If I were to ask, who are you? What would you say? Most people respond by saying their name or profession. What I’m asking though is something more fundamental than that. I’m asking what are the unique qualities you possess that make up the core of who you are. For many adult survivors of childhood trauma or abuse, this can be a very difficult question to answer, mainly due to growing up with a distorted sense of self. I have 3 tips to help you start to discover your unique qualities, the information required to know what makes up the essence that is you.
1. Know your values: My post The A – Z guide of secret messages is a comprehensive list of values that will help you determine what’s important to you. Randomly choose which values are most important to you without thinking too much about it. Then narrow the list down to your own personal top ten chart toppers that will help you discover the primary values which determine what makes you tick. Knowing your values helps you make big decisions, guide your relationships and your personal conduct. When you are in alignment with your values, you’re being true to yourself and to those around you.
2. Ask someone you know about yourself: Asking someone you trust about the strengths and weaknesses you have increases your sense of self-awareness and helps you discover what kind of impact you have on others. When you’re having a chat you can ask ”how do you think I reacted to ….?” or ”when I said….do you think I was assertive or pushy?” You can start to introduce these types of questions as part of the way you communicate to start to gain a picture of who you are.
3. Fictional you: Do you have a favourite character in a book, play, movie or TV show that you can relate too? There may be parts of that character that you can see in yourself which can be quite revealing. Spend a little time thinking about what exactly it is that you identify with so that you’re able to pin down the precise nature of what you relate to.
Why is this important?
When we are growing up, we’re influenced by those around us who affect how we see ourselves. The position of these people in our lives will determine how influential they will be in how we develop our sense of self. If you believe those around you think highly of you, there will be a positive image of yourself reflected back to you. However if you believe those around you who don’t think much about you at all, a negative image of yourself will be reflected back to you.
This is an important aspect to consider for those on the path of recovery from childhood trauma and abuse. Growing up believing that trauma and abuse as a child is your fault, distorts how you see yourself which in turn has an impact on your self-esteem and self-awareness. Knowing how you’ve made sense of how you’ve been treated and the beliefs you’ve developed about yourself, increases your ability to combat internal messages that can hold you back from being who you truly are and having the life you want.

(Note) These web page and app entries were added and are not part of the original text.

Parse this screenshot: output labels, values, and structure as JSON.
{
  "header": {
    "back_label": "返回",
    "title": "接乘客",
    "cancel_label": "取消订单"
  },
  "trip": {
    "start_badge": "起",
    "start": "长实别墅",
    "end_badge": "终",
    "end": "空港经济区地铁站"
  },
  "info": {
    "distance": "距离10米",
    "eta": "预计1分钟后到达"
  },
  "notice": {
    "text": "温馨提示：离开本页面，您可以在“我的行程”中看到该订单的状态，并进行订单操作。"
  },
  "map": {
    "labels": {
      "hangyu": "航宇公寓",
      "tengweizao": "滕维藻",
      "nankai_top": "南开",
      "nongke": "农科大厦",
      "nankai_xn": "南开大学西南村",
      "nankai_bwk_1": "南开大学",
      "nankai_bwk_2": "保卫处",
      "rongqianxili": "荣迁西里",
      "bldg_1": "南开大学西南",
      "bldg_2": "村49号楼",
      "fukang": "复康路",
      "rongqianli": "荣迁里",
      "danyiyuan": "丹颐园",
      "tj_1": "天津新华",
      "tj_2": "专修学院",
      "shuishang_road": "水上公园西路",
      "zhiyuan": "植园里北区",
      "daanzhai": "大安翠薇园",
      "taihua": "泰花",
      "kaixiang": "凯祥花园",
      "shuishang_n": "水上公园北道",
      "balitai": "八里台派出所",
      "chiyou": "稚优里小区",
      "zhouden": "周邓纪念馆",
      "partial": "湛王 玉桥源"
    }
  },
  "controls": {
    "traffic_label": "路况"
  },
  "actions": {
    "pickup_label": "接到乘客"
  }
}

We’re always being told who we are
Who you believe yourself to be is constantly being reflected back to you. It is an experience you will have throughout your lifetime. When we are children, it is our parents, siblings and teachers who are our biggest influencers. As we age, our circle increases to include friends, partners and work mates. The messages we receive can be dependant on the type of people who are around us. You can have people around you who either exhaust you or energise you.
Exhausted or Energised?
I have found that there are people who pick, pick, pick at you. Finding your every little fault and weakness, never praising anything good that you do. It’s exhausting, isn’t it? It’s like your life force is sucked right out of you when you’re around them. Then there are those people who are kind, encouraging, and who highlight your strengths. I find that these people energise me, always encouraging me to be better, do better, leaving me to feel good about myself after I’m with them. So that leaves us with some choices that are well worth considering.
Who do you want to be around?
So, now that you know that people can exhaust or energise you, who would you prefer to be around? I hope you saying you would like to be energised! If you are around people who are constantly reflecting your faults back to you, how are you going to feel about yourself? Pretty rotten I would expect. This means your self-esteem and self-confidence would be low, and the image you have about yourself would be distorted. Being around people who support you and energise you, increases your self-esteem and self-confidence, and helps you gain a clearer picture of who you are as it is reflected back to you.
Who do you want to be?
If while reading this post you’ve realised that perhaps you can be the one to pick at others, or are quick to criticise those around you, ask yourself if you would like to continue being the person people you want to run away from or want to be the person people want to be around? Do you want to energise or exhaust people?
Being around people who exhaust you
The reality is that there will always be people around us who have the ability to exhaust and challenge us. We’re either related to, live with, grew up with, or work with them. We need to be mindful that we are not responsible for other people, we are only responsible for ourselves. Knowing who we are in the face of criticism helps us cope when negative messages are flung our way. This means that it can be necessary to limit our time around exhausting people so you can have time to re-energise and recall all the goods qualities you have.
- Knowing what you value, how other people see you, and which fictional character you relate to gives you clues of who you are.
- Who you are is constantly being reflected back to you by the way people treat you.
- This means it’s important to be around people who energise you, not exhaust you.
- These people will act as a buffer against hard times when you’re feeling low or disappointed.
- Decide if you want to energise those around you, looking for people’s strengths, encourage them, be kind.
- Limit your time around people who exhaust you.
What do you think? Have you got any tips about how to know more about yourself so you can energise those around you as well as yourself? Write you comments below, I look forward to reading them.